**To do:**
What lines of the data below hold "Martínez"? Show them.
Segment Start: Dataset content
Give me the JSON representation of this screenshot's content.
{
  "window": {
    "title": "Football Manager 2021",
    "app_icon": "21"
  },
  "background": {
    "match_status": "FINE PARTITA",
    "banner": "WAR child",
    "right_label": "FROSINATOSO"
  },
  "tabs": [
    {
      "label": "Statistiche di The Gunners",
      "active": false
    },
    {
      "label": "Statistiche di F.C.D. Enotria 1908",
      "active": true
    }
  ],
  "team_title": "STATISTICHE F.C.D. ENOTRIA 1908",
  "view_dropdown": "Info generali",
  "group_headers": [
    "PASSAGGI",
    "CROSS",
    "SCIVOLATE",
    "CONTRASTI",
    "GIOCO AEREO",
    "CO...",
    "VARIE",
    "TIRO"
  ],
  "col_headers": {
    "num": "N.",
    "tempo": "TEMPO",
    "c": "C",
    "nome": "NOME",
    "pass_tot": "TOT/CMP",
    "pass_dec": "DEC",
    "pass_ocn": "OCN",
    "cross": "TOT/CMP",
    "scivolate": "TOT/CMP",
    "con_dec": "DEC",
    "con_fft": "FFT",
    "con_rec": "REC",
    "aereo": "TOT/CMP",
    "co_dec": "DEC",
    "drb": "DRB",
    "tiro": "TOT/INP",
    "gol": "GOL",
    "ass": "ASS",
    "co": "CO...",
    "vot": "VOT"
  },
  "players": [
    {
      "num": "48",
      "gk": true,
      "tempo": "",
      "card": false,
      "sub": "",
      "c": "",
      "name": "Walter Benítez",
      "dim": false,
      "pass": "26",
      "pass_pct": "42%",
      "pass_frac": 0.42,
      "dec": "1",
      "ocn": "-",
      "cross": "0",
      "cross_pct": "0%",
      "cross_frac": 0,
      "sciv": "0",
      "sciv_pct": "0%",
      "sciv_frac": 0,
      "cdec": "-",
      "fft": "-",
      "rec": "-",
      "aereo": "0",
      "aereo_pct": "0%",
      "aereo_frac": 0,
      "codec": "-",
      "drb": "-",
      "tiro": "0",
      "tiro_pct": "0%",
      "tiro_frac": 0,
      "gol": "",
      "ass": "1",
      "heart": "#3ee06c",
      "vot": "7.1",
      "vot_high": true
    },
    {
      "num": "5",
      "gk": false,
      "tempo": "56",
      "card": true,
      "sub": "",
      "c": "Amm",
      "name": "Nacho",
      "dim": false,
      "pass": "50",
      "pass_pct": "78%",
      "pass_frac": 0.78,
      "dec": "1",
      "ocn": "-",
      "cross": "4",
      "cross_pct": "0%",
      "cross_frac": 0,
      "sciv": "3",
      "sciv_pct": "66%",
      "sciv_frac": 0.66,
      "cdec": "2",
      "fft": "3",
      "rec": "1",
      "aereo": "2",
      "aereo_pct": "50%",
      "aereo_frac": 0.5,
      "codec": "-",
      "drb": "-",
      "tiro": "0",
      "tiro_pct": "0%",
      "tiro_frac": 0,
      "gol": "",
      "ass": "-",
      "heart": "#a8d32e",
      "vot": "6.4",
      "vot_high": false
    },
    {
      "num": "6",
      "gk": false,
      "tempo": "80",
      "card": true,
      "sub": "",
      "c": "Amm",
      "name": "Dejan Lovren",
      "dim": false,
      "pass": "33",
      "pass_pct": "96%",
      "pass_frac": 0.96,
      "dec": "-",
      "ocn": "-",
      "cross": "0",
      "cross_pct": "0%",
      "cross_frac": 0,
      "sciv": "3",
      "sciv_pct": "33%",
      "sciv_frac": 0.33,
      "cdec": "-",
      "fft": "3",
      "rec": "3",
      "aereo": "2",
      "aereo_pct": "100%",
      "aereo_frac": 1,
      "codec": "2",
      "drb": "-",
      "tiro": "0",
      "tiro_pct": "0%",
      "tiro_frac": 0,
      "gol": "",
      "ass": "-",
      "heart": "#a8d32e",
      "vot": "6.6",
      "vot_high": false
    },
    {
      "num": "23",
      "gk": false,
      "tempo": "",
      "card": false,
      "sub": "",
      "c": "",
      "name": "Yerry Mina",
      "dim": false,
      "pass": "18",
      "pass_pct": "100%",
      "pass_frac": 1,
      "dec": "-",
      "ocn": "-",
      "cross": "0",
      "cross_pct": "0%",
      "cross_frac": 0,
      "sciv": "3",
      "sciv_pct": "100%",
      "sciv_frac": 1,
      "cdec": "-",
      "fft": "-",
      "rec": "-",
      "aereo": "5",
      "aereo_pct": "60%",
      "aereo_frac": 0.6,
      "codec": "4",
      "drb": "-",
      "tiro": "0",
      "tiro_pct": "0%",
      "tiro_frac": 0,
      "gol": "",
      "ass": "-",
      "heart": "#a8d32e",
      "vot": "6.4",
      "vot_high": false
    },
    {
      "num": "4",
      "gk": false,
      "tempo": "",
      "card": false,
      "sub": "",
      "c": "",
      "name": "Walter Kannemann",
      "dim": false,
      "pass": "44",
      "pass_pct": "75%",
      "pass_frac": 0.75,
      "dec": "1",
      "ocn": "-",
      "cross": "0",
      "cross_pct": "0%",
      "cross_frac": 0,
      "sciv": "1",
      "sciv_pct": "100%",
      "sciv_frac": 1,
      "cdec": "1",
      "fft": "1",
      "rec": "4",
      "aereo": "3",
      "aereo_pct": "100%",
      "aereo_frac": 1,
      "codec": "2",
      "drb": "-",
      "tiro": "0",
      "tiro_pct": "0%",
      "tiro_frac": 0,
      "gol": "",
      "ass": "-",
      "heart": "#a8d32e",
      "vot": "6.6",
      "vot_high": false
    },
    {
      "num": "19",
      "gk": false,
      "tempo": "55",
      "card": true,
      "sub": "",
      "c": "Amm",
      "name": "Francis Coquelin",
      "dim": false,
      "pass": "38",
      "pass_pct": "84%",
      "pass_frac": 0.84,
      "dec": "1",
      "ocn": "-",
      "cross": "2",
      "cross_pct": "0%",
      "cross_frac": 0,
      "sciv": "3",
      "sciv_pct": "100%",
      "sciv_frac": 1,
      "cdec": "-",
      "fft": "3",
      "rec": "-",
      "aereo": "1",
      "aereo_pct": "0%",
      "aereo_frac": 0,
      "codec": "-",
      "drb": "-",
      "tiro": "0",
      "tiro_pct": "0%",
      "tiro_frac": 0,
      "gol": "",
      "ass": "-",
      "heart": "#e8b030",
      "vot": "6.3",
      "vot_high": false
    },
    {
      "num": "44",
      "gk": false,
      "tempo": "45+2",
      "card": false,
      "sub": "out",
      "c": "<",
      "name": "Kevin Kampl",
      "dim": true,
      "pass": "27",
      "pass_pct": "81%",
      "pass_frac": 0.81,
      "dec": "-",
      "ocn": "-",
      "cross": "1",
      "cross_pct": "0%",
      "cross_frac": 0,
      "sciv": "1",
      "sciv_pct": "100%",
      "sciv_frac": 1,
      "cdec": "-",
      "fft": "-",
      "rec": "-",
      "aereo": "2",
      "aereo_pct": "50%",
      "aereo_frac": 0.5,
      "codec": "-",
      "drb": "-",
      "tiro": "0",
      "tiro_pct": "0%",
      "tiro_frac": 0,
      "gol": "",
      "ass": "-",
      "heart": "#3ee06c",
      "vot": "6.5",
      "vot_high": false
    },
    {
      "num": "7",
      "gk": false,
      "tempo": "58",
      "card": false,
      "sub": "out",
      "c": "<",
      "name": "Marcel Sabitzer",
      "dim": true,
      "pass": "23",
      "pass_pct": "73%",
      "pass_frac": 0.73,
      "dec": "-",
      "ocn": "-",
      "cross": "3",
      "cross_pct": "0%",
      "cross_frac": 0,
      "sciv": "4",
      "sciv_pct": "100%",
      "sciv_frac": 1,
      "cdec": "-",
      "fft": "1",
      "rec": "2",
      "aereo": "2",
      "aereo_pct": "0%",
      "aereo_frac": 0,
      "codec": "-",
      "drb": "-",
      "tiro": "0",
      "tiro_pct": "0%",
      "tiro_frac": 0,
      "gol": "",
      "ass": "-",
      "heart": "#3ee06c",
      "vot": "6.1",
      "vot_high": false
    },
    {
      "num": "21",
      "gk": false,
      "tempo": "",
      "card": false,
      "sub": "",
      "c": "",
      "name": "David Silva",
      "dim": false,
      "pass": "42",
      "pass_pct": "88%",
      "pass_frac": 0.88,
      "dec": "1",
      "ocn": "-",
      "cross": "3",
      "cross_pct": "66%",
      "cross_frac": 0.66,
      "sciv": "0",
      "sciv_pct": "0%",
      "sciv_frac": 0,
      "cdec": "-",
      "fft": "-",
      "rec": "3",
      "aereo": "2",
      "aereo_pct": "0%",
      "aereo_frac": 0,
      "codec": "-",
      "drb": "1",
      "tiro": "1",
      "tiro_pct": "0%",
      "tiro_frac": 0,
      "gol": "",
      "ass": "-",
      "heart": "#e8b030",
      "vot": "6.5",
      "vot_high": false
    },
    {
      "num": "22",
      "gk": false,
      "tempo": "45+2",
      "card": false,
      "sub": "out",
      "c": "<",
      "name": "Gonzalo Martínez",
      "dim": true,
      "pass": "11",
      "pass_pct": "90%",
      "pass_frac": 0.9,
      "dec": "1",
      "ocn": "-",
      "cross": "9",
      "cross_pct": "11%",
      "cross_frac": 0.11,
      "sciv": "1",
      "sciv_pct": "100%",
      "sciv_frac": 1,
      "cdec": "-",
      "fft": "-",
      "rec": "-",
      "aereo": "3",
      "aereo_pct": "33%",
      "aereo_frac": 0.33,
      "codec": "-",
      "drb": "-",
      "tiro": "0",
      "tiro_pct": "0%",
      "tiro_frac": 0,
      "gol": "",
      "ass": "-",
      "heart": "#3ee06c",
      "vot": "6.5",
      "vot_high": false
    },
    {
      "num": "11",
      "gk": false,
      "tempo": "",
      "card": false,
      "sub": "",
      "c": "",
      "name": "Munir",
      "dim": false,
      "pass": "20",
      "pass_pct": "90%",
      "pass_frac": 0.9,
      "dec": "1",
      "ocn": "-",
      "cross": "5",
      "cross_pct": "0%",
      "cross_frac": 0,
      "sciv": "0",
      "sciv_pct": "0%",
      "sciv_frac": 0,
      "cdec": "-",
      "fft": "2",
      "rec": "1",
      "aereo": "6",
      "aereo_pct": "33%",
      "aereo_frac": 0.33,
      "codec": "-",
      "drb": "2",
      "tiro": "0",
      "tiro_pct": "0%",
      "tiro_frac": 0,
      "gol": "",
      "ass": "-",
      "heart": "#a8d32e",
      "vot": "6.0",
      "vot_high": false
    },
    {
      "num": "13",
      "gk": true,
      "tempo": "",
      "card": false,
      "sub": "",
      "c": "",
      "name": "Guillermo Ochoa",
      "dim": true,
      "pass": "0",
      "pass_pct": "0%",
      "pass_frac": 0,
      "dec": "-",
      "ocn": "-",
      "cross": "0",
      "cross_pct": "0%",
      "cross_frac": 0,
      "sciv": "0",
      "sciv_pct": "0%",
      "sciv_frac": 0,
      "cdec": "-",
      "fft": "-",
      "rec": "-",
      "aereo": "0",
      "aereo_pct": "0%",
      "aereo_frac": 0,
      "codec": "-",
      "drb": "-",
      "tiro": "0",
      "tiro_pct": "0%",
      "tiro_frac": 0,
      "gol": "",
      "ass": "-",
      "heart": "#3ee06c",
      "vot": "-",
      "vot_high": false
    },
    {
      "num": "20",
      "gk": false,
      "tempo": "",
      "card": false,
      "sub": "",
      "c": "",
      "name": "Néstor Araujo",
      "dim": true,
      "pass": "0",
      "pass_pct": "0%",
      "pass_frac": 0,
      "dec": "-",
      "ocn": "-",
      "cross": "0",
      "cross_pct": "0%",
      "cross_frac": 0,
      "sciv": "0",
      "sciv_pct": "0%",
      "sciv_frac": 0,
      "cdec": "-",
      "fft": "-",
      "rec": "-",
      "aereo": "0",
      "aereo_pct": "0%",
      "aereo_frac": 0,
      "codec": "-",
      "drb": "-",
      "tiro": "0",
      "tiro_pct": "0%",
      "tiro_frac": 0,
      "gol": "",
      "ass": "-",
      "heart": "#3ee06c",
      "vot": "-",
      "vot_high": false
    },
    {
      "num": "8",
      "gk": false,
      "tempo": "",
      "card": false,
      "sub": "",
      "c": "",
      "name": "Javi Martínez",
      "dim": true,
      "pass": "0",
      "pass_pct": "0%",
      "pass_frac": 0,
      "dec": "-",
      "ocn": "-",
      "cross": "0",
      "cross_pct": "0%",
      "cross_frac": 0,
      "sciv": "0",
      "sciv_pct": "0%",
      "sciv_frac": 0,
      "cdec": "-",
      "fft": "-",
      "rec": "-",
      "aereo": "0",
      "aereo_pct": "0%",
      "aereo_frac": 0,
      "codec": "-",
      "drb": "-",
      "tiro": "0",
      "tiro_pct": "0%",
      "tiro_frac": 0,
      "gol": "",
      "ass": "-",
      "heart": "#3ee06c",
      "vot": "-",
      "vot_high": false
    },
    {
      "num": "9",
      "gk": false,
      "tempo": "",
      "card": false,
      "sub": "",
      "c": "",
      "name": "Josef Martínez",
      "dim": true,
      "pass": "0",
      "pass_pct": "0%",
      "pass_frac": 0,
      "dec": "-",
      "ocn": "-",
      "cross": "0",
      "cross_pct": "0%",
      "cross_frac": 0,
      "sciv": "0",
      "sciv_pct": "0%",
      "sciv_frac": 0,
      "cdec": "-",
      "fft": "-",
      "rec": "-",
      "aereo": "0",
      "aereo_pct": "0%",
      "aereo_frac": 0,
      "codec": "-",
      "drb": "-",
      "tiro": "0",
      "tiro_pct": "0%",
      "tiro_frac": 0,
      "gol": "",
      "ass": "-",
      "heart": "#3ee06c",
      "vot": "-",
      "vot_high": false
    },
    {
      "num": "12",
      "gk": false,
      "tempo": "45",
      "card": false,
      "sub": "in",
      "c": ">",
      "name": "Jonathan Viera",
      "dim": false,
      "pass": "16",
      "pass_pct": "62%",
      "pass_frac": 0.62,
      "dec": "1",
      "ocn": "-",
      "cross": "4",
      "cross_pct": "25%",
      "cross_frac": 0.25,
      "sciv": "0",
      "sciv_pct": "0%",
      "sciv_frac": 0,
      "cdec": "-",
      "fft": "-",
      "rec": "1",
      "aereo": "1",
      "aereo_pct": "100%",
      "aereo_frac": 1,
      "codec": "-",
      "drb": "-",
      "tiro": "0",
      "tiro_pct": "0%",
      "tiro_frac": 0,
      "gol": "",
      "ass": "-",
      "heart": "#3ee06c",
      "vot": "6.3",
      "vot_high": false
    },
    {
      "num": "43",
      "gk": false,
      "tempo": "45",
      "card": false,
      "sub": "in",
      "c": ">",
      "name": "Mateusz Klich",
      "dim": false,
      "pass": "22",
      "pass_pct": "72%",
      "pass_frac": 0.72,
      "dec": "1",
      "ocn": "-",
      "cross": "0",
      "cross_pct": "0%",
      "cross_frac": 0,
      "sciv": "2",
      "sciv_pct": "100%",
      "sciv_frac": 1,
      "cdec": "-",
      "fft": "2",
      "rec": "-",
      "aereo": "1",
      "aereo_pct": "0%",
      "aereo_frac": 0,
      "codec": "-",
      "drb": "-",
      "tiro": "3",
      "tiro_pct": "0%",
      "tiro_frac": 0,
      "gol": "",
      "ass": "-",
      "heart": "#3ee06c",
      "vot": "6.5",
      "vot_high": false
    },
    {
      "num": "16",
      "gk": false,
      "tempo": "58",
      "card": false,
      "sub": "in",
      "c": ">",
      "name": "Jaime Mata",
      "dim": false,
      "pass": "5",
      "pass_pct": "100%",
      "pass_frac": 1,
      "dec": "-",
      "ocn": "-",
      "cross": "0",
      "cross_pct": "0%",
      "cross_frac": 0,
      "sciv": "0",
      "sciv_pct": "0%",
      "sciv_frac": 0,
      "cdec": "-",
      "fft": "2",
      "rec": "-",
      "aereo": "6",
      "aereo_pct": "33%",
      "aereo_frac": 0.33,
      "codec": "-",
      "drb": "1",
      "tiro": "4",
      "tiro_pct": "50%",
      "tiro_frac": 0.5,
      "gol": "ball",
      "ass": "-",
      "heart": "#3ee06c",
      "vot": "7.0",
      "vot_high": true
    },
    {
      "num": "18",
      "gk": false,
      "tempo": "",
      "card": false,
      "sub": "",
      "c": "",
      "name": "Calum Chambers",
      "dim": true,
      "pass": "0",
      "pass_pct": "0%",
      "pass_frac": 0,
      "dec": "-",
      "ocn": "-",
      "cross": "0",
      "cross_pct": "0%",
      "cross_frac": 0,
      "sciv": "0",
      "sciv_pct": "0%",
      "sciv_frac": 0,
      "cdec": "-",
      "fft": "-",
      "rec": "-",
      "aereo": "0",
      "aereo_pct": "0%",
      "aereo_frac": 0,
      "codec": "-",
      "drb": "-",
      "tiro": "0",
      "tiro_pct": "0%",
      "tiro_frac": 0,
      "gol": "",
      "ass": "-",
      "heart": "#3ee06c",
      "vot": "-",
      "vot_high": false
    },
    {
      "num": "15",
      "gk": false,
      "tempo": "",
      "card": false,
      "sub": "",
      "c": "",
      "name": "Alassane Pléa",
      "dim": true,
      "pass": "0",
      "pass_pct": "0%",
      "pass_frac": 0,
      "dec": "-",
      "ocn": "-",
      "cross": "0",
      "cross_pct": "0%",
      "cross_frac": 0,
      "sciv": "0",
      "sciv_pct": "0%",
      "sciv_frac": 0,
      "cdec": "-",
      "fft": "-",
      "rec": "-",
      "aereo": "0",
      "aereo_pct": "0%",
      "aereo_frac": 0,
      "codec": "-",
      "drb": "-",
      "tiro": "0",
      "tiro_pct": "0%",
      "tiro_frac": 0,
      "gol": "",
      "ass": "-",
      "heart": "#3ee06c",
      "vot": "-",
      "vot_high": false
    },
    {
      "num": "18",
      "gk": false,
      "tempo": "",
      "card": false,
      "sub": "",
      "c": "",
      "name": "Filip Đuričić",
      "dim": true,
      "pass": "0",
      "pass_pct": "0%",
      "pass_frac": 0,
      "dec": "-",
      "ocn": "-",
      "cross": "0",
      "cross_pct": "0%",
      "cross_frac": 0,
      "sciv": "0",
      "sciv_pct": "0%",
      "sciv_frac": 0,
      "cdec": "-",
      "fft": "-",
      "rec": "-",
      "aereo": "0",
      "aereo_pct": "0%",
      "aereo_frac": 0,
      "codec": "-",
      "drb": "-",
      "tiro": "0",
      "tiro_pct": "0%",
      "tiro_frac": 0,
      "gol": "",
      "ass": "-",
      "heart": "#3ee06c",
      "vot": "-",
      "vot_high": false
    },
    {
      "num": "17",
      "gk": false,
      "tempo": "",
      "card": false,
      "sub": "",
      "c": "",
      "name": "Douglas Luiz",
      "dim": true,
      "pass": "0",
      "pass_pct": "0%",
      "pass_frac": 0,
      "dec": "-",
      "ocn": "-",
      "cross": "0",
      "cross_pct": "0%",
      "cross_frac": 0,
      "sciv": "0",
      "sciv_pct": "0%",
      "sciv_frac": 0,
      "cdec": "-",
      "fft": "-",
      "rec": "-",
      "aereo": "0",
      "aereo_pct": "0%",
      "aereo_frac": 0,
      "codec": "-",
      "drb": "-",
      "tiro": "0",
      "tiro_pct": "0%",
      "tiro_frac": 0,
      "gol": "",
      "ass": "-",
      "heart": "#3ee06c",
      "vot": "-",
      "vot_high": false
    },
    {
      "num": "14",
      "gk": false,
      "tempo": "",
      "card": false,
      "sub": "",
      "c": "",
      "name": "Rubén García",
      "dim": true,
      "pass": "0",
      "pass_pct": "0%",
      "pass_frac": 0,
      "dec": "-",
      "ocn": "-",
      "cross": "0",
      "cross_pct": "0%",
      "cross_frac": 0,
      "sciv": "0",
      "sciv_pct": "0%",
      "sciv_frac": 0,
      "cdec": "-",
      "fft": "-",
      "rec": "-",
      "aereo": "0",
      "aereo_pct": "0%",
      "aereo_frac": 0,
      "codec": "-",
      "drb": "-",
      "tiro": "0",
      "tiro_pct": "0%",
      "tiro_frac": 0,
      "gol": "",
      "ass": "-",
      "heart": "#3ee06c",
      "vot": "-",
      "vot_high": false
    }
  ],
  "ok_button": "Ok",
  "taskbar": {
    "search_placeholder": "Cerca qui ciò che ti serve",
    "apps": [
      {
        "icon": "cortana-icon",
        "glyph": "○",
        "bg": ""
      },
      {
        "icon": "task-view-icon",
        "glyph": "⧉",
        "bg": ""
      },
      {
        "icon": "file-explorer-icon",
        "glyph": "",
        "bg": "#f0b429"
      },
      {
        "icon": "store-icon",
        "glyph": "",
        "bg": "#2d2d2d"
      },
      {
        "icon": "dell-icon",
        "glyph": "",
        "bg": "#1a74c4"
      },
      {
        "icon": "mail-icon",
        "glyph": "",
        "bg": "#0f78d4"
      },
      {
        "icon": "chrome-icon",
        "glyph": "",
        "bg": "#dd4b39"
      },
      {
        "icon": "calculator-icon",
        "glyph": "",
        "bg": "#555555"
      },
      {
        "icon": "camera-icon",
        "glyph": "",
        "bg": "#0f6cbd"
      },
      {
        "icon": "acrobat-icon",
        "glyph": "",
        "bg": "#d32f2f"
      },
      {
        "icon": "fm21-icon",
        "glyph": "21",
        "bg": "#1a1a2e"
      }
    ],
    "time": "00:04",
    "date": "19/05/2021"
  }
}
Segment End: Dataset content
**Problem solution:**
      "name": "Gonzalo Martínez",
      "name": "Javi Martínez",
      "name": "Josef Martínez",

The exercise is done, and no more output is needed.